Interface dataset entries —
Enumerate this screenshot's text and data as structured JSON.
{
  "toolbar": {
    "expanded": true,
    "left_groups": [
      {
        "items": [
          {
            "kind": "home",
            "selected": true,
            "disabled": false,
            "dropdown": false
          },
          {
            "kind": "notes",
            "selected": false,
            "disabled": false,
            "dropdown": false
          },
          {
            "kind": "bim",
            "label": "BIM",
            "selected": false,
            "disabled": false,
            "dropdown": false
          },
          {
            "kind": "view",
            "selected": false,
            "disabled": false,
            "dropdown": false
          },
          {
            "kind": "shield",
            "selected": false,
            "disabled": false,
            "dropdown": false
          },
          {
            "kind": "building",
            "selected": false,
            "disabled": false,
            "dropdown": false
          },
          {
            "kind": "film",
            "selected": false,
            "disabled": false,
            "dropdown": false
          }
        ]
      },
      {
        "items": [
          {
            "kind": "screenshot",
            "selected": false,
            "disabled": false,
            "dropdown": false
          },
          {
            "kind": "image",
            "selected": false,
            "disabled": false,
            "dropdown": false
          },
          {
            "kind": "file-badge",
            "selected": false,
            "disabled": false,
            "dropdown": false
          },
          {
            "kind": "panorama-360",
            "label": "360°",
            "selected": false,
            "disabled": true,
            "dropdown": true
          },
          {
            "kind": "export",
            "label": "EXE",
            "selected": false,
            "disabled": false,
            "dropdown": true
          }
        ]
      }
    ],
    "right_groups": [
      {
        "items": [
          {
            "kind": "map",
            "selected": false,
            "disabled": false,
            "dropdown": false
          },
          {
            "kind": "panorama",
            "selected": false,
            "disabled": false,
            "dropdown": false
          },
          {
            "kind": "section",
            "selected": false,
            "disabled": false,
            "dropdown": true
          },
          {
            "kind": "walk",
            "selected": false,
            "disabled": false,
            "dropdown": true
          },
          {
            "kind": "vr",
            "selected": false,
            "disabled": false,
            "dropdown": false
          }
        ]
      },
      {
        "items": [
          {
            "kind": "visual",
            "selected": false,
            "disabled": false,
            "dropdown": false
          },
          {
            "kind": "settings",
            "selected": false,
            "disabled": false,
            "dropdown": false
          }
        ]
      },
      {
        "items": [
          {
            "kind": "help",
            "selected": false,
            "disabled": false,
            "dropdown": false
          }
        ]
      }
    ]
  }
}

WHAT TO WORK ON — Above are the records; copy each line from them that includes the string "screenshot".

RESULT FOR THIS EXERCISE —
Enumerate this screenshot's text and data as structured JSON.
            "kind": "screenshot",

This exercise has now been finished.